**PROBLEM DESCRIPTION**
Search the records for the word "size" and pick out every line that has it.
(SOURCE MATERIAL begins)
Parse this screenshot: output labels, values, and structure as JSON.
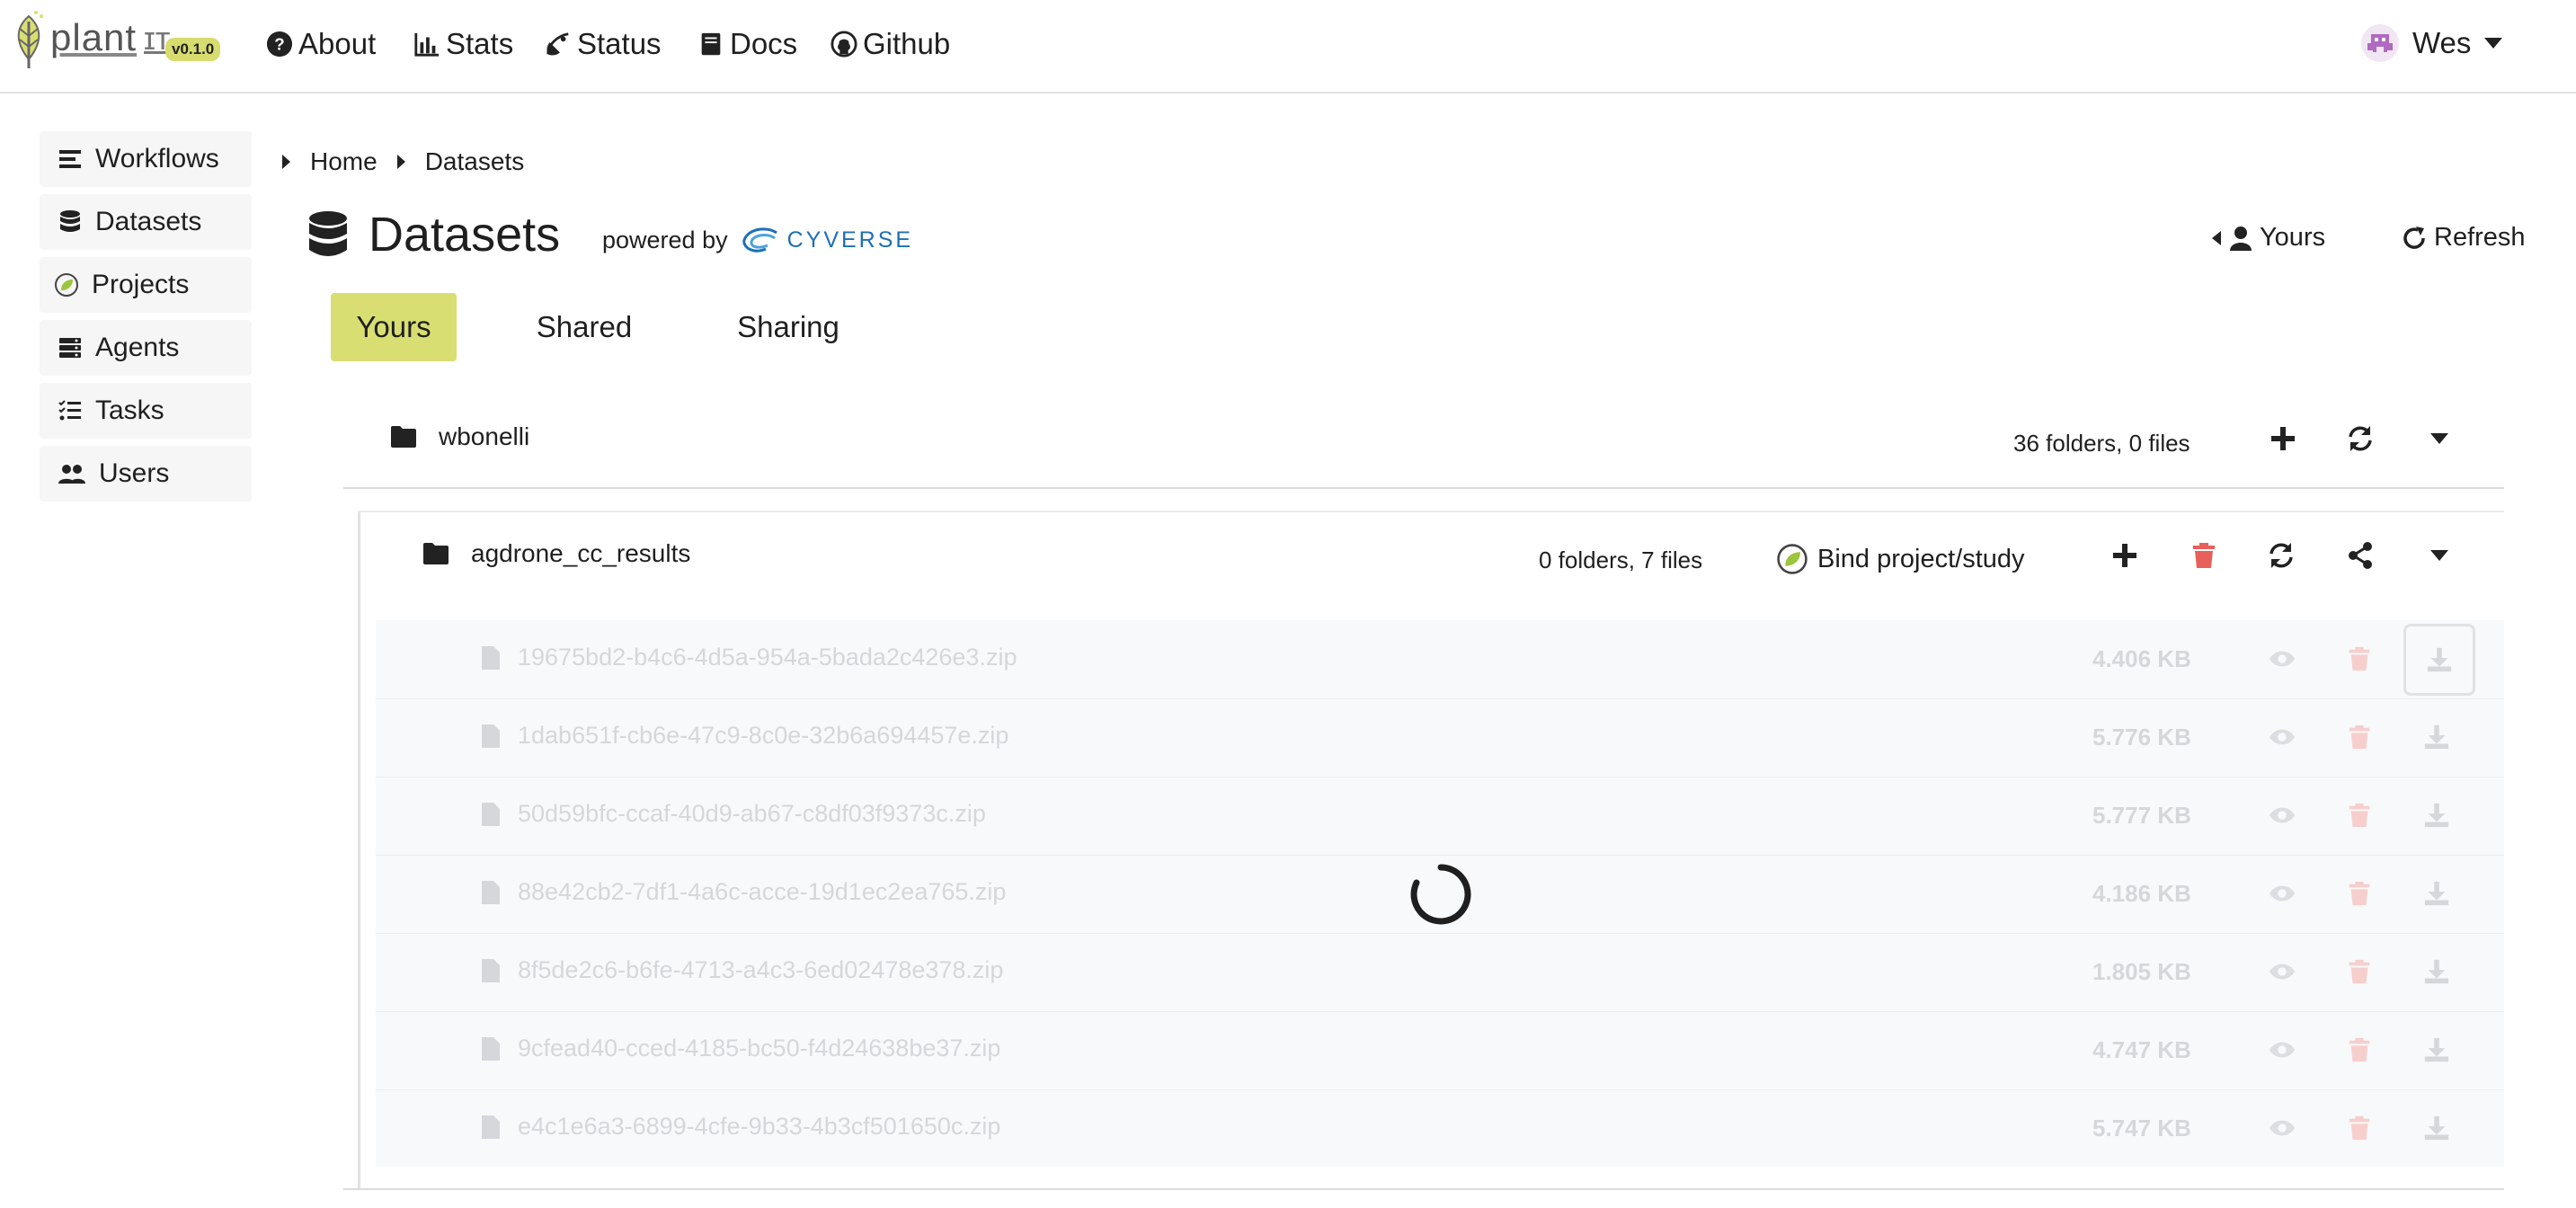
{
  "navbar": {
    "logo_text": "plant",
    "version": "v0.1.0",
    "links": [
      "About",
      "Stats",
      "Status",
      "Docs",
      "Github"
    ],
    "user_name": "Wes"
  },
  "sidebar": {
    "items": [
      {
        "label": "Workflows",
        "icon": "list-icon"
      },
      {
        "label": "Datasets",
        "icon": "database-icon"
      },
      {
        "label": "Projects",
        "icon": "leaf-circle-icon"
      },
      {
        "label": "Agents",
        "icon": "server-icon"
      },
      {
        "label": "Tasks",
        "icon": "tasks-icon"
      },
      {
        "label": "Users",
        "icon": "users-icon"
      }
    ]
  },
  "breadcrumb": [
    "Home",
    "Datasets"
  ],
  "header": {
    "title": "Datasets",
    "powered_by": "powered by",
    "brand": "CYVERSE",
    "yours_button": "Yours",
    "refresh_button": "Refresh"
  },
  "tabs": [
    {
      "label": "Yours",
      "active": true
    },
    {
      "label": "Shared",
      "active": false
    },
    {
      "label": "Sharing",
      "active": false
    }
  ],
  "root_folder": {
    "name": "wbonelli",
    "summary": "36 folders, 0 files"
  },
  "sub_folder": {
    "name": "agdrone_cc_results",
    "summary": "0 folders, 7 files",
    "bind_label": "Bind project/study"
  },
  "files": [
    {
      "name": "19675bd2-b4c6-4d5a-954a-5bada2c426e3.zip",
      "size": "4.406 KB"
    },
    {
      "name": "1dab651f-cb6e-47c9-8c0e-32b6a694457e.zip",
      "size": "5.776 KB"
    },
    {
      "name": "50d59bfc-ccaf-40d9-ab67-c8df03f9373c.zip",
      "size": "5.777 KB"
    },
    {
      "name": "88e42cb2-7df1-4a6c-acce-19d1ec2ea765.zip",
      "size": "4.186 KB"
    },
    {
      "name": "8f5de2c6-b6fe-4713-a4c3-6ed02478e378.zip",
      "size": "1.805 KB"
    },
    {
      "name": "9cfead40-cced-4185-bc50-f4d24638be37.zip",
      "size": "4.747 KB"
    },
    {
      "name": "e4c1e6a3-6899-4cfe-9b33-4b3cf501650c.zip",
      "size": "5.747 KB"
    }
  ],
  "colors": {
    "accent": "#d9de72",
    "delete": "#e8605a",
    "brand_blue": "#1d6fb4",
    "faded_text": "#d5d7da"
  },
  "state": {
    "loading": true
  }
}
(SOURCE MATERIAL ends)
**FINISHED EXERCISE**
      "size": "4.406 KB"
      "size": "5.776 KB"
      "size": "5.777 KB"
      "size": "4.186 KB"
      "size": "1.805 KB"
      "size": "4.747 KB"
      "size": "5.747 KB"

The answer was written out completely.